Space grells! Okay, not really…no philosophers here, just mindless predators…but it’s a close enough description to get all my D&D-playing fans excited, right?
What lunarmas are are space predators—picture the body of a spider crab hovering in midair and dangling clawed tentacles. Oh, and they implant their eggs in helpless victims—and yes, the larvae will eat their way out. Also an acid breath weapon. And their carapace is barbed, which cuts down their huggable factor. Good times!
If you want a mindless, science fiction double feature menace that must be killed to be stopped—they can survive on wood and dust if they have to and hibernate for centuries—lunarmas fit the bill. But there are hints in the Bestiary 4 text that lunarmas don't just appear—that they've been planted…or left behind…or even aimed. And that makes for another kind of adventure altogether.
Usually descending into the dungeon is the difficult part. This time it’s the going up that’s hard. When a cave-in blocks an adventuring party’s route home, they have to try a forking path instead…and in the process, awaken a hive of hibernating lunarmas. Now it’s a race back to the surface, with the adventurers simultaneously trying to outpace the lunarmas and prevent them from reaching the surface, where their devastation will only spread.
In the right circles—typically only the most open-minded sages and explorers—flumphs are known as messengers and scouts in the war against aberrations and aliens from beyond the stars. Hence their being targeted by a biological weapon: the lunarmas. When an adventuring party’s patron is contacted by the sole survivor of a shattered flumph colony, she hires adventurers to dispose of the lunarma menace and then try to trace the aberrations back to their designers…which might eventually lead them to vespergaunts and worse.
Formians despise lunarmas, for they are not immune to the aberrations’ egg-implanting abilities. Nevertheless, they are not above using them to serve their purposes. Should a planet of mammals resist formian colonization too strenuously, members of the myrmarch caste will direct lunarma-seeded asteroids to be sent to the surface in hopes of softening up the locals for a new round of colonization in a decade or so.
—Pathfinder Bestiary 4 185
Pathfinder fans, if you’re curious about grells, a good source is Lords of Madness: The Book of Aberrations, which made #13 in my “The 18 Most Rewarding 3e D&D Books for Pathfinder GMs” list.
Since we covered lunar dragons on Friday, ohgodhesloose reminded us of Spelljammer’s moon dragon. Don't let your werewolf get near one. In turn, I am likewise required to name-check the D&D Master Rules’ Pearl, the Moon Dragon, Ruler of all Chaotic Dragons. Not having an official good/evil axis, “basic” D&D was always fuzzier on alignment than AD&D or Pathfinder…but while it’s not a 100% guarantee that Pearl was bad news, the fact that she always traveled with a retinue of max-hit point brown, red, green, and black dragons was not a sign of a very pleasant monarch.
Radio show!

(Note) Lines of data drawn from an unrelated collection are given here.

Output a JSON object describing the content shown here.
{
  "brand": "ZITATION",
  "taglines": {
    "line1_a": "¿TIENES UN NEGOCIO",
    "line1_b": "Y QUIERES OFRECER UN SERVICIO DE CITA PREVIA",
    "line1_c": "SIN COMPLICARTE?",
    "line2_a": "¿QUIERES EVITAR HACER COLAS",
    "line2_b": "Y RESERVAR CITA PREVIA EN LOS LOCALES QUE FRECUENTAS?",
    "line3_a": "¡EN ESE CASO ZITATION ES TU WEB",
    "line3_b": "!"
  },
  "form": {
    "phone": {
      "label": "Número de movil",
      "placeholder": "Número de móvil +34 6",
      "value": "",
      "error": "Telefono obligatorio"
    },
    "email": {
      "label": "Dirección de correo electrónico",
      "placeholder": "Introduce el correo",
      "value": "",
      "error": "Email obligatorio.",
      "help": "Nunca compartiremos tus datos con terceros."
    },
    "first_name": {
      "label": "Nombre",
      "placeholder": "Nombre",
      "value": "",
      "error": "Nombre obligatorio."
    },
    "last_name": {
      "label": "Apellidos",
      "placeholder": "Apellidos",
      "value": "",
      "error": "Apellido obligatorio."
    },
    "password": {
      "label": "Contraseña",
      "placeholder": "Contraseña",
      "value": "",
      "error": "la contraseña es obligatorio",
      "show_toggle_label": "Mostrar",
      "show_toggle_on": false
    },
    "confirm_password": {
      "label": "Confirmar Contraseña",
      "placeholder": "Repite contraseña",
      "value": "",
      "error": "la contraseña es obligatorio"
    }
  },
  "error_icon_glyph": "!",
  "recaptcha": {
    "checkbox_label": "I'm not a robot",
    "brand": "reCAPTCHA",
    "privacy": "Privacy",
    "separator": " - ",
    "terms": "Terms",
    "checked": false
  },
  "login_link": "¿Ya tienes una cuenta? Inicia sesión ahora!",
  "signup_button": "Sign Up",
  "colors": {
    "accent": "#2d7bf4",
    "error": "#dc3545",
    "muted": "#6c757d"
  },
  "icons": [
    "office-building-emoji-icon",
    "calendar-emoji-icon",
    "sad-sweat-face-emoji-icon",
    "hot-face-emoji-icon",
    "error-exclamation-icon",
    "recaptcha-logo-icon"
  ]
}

Proof you can go from Holychild to Harry Belafonte in just one move. (Suck it, Pandora algorithms!) Also commemorating 10 years of the Hold Steady’s Separation Sunday, and apparently I just remembered that I like Big Audio Dynamite. Stream or download it here.
(Link good till Friday, 5/15, at midnight. If the feed skips, Save As an mp3 and listen in iTunes.)